It's a familiar story: Allegedly triple-A tranches, created by a process of chopping and mixing lousy loans, turned out to be as crummy as common sense would dictate. As a result, Morgan Stanley says it will write down some $3.7 billion in revenue in its fixed-income biz for the past two months. Things could get worse, the company notes, and it won't be updating investors on any further deterioration until Q4 numbers come out. (Nothing scary about that!)
Fools will want to note a couple of things here. First, fixed-income "revenue" at these big Wall Street banks is based -- to a degree that's not appreciated on Main Street -- on the firms' opinions about what their holdings are worth. Alas, these opinions may be as worthless as some of the junk mortgages backing the dog-food securities. (The more cynical among you may wonder how this is any different from the way Enron booked revenues and profits, based entirely on its guesses about what deals would be worth in the future. Good question.)

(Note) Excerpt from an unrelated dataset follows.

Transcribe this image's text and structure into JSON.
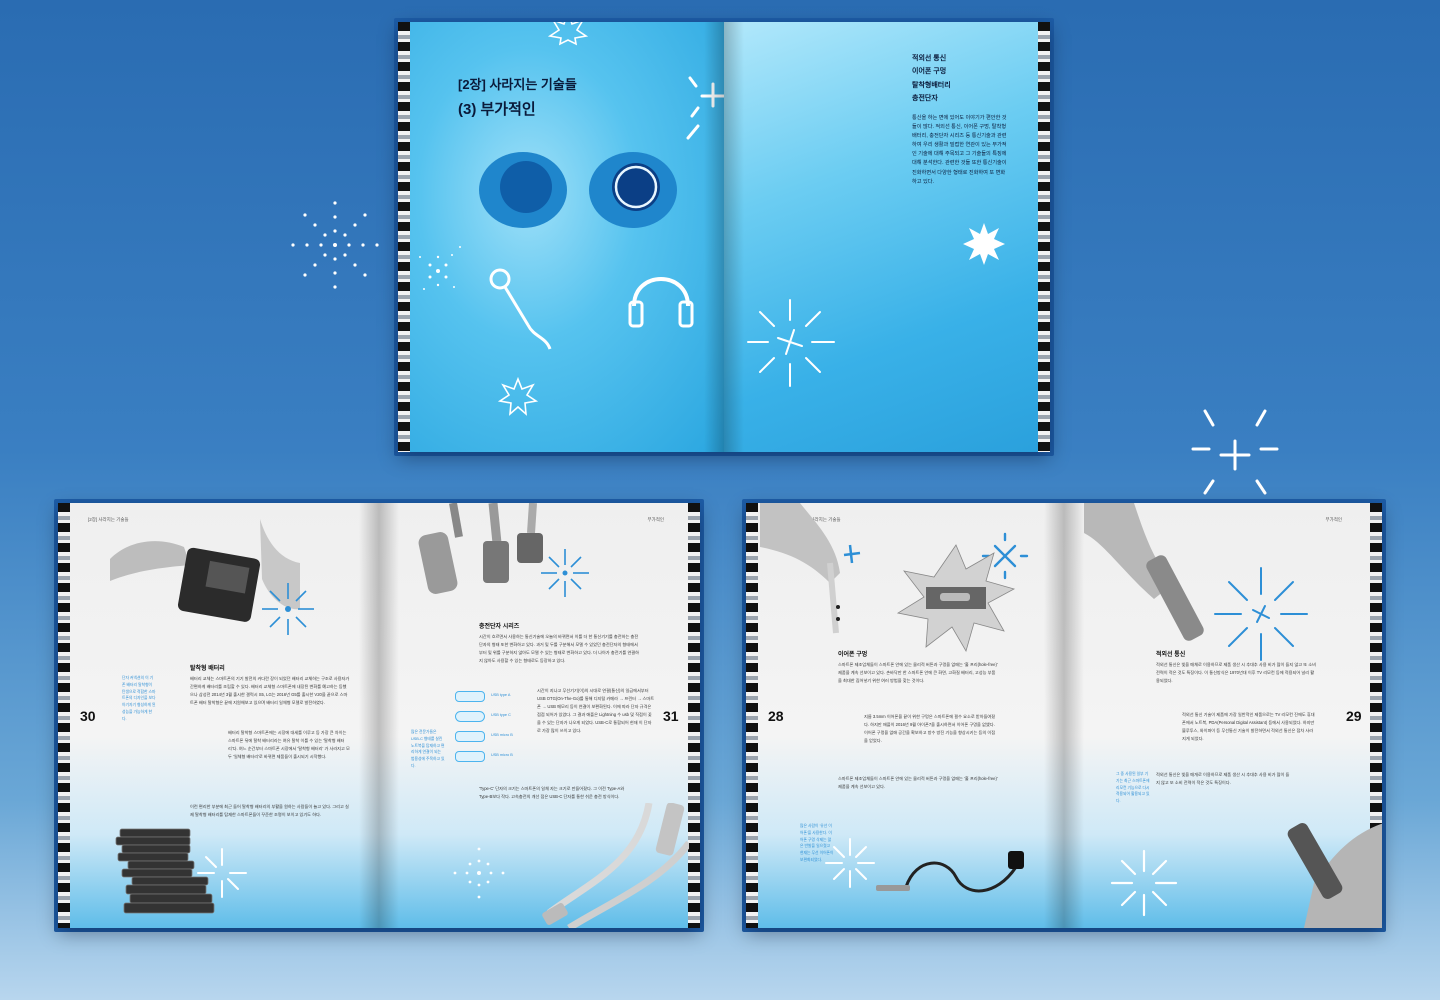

But even assuming that the best faith is being exercised by Wall Street's bonus-seeking bean-counters, these value judgments are still based on suspect data such as "observable transactions." That's scary, because, as observers of this credit crunch have seen, there aren't liquid markets for many of these securities. Moreover, many holders of distressed securities have been fighting tooth and nail to avoid trading them in a liquid market, because once real prices are set, everyone will have to mark their holdings down to the new, unpleasant reality.
(This, I believe, is exactly the point of the SIV bailout fund that the Treasury Department has tried to cobble together. Don't like the prices the market will give you on your securities? Create a pretend market to get the prices you want.)
Morgan Stanley's stock bounced slightly on the news this morning, to more than $51 a stub, presumably because the "net" exposure to subprime claimed remains only $6 billion. That'll be cold comfort to those who bought shares at $65 a pop only a few trading days back. And it's probably not a smart move to consider buying shares in any of the train-wreck majors these days -- Merrill Lynch
At the time of publication, Seth Jayson, a top-ten CAPS player, had no shares of any company mentioned here. See his latest CAPS blog commentary here. View his stock holdings and Fool profile here. Fool rules are here.